-- Data records follows --
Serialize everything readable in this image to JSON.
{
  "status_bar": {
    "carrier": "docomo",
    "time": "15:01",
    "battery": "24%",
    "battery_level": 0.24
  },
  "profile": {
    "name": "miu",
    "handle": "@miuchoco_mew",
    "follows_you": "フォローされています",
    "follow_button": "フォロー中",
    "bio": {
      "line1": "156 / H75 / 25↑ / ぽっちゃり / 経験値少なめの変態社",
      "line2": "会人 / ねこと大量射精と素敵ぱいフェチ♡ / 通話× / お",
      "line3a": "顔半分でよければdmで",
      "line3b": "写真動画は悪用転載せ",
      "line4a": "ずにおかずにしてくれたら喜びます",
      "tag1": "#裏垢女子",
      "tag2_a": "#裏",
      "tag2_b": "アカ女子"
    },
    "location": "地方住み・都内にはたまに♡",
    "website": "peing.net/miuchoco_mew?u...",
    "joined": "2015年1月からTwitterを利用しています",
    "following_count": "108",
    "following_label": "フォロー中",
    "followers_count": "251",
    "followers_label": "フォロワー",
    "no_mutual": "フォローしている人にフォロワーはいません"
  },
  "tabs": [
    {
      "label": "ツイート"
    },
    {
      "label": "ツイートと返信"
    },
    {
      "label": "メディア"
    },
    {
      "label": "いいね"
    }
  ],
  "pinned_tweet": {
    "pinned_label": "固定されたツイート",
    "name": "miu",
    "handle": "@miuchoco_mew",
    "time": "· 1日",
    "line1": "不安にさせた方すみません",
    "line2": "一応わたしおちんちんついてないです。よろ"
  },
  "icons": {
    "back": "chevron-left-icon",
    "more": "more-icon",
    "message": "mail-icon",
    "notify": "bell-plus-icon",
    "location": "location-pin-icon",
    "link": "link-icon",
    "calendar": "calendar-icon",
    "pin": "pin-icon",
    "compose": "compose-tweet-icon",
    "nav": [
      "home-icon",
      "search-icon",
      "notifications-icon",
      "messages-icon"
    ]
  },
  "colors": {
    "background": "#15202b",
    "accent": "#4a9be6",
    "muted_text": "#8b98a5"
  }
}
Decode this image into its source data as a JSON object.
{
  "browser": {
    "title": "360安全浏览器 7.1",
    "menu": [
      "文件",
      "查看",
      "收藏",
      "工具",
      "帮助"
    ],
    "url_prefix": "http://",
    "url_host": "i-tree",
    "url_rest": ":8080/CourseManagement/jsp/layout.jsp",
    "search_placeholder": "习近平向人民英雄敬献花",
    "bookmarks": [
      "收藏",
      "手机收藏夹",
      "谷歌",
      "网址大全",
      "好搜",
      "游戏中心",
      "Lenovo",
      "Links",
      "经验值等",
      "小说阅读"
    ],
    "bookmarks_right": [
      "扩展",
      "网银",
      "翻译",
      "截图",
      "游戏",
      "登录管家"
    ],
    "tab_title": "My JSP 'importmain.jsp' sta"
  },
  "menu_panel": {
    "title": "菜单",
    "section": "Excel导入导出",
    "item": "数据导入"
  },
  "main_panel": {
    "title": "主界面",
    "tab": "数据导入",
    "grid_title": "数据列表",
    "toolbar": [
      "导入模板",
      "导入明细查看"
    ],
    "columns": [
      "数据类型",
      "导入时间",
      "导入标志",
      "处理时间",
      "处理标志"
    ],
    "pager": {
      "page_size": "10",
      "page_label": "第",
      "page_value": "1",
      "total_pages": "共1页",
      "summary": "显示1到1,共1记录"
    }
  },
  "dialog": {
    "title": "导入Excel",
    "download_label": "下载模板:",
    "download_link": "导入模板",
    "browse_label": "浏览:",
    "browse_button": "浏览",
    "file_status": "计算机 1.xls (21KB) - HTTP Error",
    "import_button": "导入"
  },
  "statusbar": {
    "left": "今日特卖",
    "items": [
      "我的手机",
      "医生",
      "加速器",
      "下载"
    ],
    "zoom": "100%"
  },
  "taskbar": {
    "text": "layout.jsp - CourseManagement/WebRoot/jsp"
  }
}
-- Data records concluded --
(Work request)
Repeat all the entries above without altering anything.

(Exercise solution)
Serialize everything readable in this image to JSON.
{
  "status_bar": {
    "carrier": "docomo",
    "time": "15:01",
    "battery": "24%",
    "battery_level": 0.24
  },
  "profile": {
    "name": "miu",
    "handle": "@miuchoco_mew",
    "follows_you": "フォローされています",
    "follow_button": "フォロー中",
    "bio": {
      "line1": "156 / H75 / 25↑ / ぽっちゃり / 経験値少なめの変態社",
      "line2": "会人 / ねこと大量射精と素敵ぱいフェチ♡ / 通話× / お",
      "line3a": "顔半分でよければdmで",
      "line3b": "写真動画は悪用転載せ",
      "line4a": "ずにおかずにしてくれたら喜びます",
      "tag1": "#裏垢女子",
      "tag2_a": "#裏",
      "tag2_b": "アカ女子"
    },
    "location": "地方住み・都内にはたまに♡",
    "website": "peing.net/miuchoco_mew?u...",
    "joined": "2015年1月からTwitterを利用しています",
    "following_count": "108",
    "following_label": "フォロー中",
    "followers_count": "251",
    "followers_label": "フォロワー",
    "no_mutual": "フォローしている人にフォロワーはいません"
  },
  "tabs": [
    {
      "label": "ツイート"
    },
    {
      "label": "ツイートと返信"
    },
    {
      "label": "メディア"
    },
    {
      "label": "いいね"
    }
  ],
  "pinned_tweet": {
    "pinned_label": "固定されたツイート",
    "name": "miu",
    "handle": "@miuchoco_mew",
    "time": "· 1日",
    "line1": "不安にさせた方すみません",
    "line2": "一応わたしおちんちんついてないです。よろ"
  },
  "icons": {
    "back": "chevron-left-icon",
    "more": "more-icon",
    "message": "mail-icon",
    "notify": "bell-plus-icon",
    "location": "location-pin-icon",
    "link": "link-icon",
    "calendar": "calendar-icon",
    "pin": "pin-icon",
    "compose": "compose-tweet-icon",
    "nav": [
      "home-icon",
      "search-icon",
      "notifications-icon",
      "messages-icon"
    ]
  },
  "colors": {
    "background": "#15202b",
    "accent": "#4a9be6",
    "muted_text": "#8b98a5"
  }
}
Decode this image into its source data as a JSON object.
{
  "browser": {
    "title": "360安全浏览器 7.1",
    "menu": [
      "文件",
      "查看",
      "收藏",
      "工具",
      "帮助"
    ],
    "url_prefix": "http://",
    "url_host": "i-tree",
    "url_rest": ":8080/CourseManagement/jsp/layout.jsp",
    "search_placeholder": "习近平向人民英雄敬献花",
    "bookmarks": [
      "收藏",
      "手机收藏夹",
      "谷歌",
      "网址大全",
      "好搜",
      "游戏中心",
      "Lenovo",
      "Links",
      "经验值等",
      "小说阅读"
    ],
    "bookmarks_right": [
      "扩展",
      "网银",
      "翻译",
      "截图",
      "游戏",
      "登录管家"
    ],
    "tab_title": "My JSP 'importmain.jsp' sta"
  },
  "menu_panel": {
    "title": "菜单",
    "section": "Excel导入导出",
    "item": "数据导入"
  },
  "main_panel": {
    "title": "主界面",
    "tab": "数据导入",
    "grid_title": "数据列表",
    "toolbar": [
      "导入模板",
      "导入明细查看"
    ],
    "columns": [
      "数据类型",
      "导入时间",
      "导入标志",
      "处理时间",
      "处理标志"
    ],
    "pager": {
      "page_size": "10",
      "page_label": "第",
      "page_value": "1",
      "total_pages": "共1页",
      "summary": "显示1到1,共1记录"
    }
  },
  "dialog": {
    "title": "导入Excel",
    "download_label": "下载模板:",
    "download_link": "导入模板",
    "browse_label": "浏览:",
    "browse_button": "浏览",
    "file_status": "计算机 1.xls (21KB) - HTTP Error",
    "import_button": "导入"
  },
  "statusbar": {
    "left": "今日特卖",
    "items": [
      "我的手机",
      "医生",
      "加速器",
      "下载"
    ],
    "zoom": "100%"
  },
  "taskbar": {
    "text": "layout.jsp - CourseManagement/WebRoot/jsp"
  }
}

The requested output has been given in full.